Repeat the records. Leave nothing out.

START Information

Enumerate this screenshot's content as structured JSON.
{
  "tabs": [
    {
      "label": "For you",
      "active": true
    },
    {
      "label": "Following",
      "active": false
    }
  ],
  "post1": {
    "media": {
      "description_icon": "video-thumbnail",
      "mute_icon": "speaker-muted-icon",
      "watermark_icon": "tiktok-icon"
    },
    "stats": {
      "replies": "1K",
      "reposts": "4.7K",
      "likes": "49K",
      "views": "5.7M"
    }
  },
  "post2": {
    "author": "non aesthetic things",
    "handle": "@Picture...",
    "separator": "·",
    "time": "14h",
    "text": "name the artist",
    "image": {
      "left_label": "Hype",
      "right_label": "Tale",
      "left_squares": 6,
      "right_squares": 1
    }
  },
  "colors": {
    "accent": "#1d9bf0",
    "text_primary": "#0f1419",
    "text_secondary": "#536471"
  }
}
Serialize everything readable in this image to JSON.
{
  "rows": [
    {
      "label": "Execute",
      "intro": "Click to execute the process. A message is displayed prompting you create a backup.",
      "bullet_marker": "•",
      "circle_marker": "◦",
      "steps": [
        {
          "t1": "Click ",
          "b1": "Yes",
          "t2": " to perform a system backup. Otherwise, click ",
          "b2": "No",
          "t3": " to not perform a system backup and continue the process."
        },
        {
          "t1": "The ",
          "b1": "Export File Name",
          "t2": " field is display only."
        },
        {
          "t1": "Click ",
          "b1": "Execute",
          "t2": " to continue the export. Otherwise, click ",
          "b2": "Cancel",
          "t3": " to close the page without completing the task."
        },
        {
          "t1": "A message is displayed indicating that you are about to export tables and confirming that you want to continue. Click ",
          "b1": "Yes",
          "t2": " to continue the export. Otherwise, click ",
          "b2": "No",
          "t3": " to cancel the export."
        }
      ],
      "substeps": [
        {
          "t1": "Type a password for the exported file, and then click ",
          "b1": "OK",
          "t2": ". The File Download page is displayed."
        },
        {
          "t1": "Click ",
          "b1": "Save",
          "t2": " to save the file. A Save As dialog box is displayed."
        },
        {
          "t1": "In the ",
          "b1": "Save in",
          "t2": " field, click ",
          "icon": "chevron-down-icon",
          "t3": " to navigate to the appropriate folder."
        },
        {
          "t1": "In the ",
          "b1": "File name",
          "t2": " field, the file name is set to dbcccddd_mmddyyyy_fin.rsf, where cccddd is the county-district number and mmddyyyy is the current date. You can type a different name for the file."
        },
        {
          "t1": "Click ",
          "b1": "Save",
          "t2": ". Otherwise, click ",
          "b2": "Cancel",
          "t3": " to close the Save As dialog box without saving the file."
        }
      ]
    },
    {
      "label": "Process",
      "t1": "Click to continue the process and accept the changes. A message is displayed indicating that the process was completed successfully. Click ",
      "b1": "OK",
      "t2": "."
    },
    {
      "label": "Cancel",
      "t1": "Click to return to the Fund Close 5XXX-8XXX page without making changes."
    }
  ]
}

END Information

▸ Task response
Enumerate this screenshot's content as structured JSON.
{
  "tabs": [
    {
      "label": "For you",
      "active": true
    },
    {
      "label": "Following",
      "active": false
    }
  ],
  "post1": {
    "media": {
      "description_icon": "video-thumbnail",
      "mute_icon": "speaker-muted-icon",
      "watermark_icon": "tiktok-icon"
    },
    "stats": {
      "replies": "1K",
      "reposts": "4.7K",
      "likes": "49K",
      "views": "5.7M"
    }
  },
  "post2": {
    "author": "non aesthetic things",
    "handle": "@Picture...",
    "separator": "·",
    "time": "14h",
    "text": "name the artist",
    "image": {
      "left_label": "Hype",
      "right_label": "Tale",
      "left_squares": 6,
      "right_squares": 1
    }
  },
  "colors": {
    "accent": "#1d9bf0",
    "text_primary": "#0f1419",
    "text_secondary": "#536471"
  }
}
Serialize everything readable in this image to JSON.
{
  "rows": [
    {
      "label": "Execute",
      "intro": "Click to execute the process. A message is displayed prompting you create a backup.",
      "bullet_marker": "•",
      "circle_marker": "◦",
      "steps": [
        {
          "t1": "Click ",
          "b1": "Yes",
          "t2": " to perform a system backup. Otherwise, click ",
          "b2": "No",
          "t3": " to not perform a system backup and continue the process."
        },
        {
          "t1": "The ",
          "b1": "Export File Name",
          "t2": " field is display only."
        },
        {
          "t1": "Click ",
          "b1": "Execute",
          "t2": " to continue the export. Otherwise, click ",
          "b2": "Cancel",
          "t3": " to close the page without completing the task."
        },
        {
          "t1": "A message is displayed indicating that you are about to export tables and confirming that you want to continue. Click ",
          "b1": "Yes",
          "t2": " to continue the export. Otherwise, click ",
          "b2": "No",
          "t3": " to cancel the export."
        }
      ],
      "substeps": [
        {
          "t1": "Type a password for the exported file, and then click ",
          "b1": "OK",
          "t2": ". The File Download page is displayed."
        },
        {
          "t1": "Click ",
          "b1": "Save",
          "t2": " to save the file. A Save As dialog box is displayed."
        },
        {
          "t1": "In the ",
          "b1": "Save in",
          "t2": " field, click ",
          "icon": "chevron-down-icon",
          "t3": " to navigate to the appropriate folder."
        },
        {
          "t1": "In the ",
          "b1": "File name",
          "t2": " field, the file name is set to dbcccddd_mmddyyyy_fin.rsf, where cccddd is the county-district number and mmddyyyy is the current date. You can type a different name for the file."
        },
        {
          "t1": "Click ",
          "b1": "Save",
          "t2": ". Otherwise, click ",
          "b2": "Cancel",
          "t3": " to close the Save As dialog box without saving the file."
        }
      ]
    },
    {
      "label": "Process",
      "t1": "Click to continue the process and accept the changes. A message is displayed indicating that the process was completed successfully. Click ",
      "b1": "OK",
      "t2": "."
    },
    {
      "label": "Cancel",
      "t1": "Click to return to the Fund Close 5XXX-8XXX page without making changes."
    }
  ]
}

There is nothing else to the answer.